(INSTRUCTIONS TO FOLLOW) Note how many lines in the entries contain the string "highlight", then give that number and nothing else.

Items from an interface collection
┌──
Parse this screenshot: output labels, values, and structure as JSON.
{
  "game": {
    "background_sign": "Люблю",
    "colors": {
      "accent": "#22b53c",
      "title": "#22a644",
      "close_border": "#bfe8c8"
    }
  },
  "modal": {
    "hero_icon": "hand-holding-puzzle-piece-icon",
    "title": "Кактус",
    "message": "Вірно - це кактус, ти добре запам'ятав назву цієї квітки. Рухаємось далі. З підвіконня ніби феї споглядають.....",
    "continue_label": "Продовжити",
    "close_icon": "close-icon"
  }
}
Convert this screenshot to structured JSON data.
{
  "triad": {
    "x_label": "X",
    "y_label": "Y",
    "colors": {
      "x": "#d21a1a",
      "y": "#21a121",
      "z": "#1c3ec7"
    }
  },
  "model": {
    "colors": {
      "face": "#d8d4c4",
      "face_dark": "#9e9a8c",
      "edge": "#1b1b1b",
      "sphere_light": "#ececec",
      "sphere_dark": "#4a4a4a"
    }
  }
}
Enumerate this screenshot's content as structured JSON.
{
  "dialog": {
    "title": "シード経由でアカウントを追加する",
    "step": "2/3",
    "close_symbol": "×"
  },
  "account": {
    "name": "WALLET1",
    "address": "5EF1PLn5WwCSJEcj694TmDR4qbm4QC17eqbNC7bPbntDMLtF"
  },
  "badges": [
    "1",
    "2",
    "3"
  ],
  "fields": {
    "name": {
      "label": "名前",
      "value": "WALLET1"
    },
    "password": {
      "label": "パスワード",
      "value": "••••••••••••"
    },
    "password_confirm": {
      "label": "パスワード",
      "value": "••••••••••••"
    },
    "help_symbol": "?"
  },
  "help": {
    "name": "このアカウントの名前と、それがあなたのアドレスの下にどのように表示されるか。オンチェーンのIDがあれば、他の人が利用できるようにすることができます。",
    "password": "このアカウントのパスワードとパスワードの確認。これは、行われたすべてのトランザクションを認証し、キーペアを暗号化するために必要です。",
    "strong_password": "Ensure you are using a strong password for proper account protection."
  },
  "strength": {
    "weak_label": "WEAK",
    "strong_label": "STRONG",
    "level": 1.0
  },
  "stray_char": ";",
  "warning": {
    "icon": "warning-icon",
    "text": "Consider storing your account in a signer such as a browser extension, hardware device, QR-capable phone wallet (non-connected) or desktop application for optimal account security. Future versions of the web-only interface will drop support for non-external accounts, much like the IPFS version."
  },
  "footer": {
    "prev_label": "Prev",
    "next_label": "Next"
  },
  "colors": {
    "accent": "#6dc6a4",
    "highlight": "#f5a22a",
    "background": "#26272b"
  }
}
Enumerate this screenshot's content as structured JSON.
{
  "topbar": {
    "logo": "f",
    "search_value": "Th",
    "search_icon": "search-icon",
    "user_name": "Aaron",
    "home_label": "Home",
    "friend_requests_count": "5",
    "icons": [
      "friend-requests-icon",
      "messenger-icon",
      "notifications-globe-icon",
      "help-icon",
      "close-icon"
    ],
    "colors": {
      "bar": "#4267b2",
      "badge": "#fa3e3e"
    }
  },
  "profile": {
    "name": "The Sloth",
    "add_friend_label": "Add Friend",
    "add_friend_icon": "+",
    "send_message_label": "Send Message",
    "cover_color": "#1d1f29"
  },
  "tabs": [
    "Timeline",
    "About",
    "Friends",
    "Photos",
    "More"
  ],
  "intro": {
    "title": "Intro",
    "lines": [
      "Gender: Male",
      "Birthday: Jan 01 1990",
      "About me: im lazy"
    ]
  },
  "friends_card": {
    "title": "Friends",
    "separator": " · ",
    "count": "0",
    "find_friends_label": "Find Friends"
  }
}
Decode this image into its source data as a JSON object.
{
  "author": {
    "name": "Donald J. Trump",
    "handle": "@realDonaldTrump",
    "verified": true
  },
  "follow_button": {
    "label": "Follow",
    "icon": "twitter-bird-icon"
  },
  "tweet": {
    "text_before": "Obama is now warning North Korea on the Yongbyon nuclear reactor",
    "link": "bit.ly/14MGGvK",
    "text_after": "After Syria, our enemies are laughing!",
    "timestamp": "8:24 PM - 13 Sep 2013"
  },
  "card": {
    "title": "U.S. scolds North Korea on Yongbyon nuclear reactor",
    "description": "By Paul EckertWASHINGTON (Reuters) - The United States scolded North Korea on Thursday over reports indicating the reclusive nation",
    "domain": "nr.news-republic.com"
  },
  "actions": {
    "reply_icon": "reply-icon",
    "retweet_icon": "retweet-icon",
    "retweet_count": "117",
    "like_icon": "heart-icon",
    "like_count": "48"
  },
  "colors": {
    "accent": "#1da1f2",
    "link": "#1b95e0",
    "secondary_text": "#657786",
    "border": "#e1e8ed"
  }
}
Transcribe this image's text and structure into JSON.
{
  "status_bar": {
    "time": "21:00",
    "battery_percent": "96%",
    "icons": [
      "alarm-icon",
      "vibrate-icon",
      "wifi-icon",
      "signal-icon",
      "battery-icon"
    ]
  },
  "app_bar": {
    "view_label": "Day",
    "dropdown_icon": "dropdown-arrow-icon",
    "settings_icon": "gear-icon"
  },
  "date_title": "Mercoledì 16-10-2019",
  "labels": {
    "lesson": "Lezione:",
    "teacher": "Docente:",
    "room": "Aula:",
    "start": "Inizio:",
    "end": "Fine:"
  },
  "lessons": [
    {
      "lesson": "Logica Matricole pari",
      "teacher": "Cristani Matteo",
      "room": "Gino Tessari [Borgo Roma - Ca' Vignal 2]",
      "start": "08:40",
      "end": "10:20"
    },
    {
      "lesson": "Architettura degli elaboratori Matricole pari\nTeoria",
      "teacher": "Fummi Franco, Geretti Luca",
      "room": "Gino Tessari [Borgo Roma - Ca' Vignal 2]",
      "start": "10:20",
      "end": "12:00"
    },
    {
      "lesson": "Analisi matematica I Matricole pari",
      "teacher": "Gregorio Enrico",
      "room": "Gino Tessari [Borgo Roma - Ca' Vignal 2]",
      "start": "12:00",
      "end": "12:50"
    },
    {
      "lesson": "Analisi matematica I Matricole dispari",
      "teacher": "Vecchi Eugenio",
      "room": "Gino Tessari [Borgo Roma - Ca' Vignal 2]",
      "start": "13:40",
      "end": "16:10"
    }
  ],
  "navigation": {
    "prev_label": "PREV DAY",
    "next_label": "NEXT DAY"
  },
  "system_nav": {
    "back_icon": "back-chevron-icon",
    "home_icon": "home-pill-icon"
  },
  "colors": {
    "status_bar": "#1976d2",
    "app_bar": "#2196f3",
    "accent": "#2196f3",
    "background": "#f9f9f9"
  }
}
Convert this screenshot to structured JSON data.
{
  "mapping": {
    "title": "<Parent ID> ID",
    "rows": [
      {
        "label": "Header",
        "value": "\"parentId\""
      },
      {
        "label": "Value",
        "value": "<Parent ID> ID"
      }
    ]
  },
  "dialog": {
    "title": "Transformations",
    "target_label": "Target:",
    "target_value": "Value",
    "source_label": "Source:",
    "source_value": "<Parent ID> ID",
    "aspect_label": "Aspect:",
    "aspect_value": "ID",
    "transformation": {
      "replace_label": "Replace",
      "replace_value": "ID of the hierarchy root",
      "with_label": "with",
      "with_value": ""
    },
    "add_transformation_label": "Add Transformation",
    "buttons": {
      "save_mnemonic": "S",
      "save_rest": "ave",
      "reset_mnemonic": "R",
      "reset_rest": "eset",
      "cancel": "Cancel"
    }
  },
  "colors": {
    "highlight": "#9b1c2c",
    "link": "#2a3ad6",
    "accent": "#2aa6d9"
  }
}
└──
(TASK RESPONSE) 2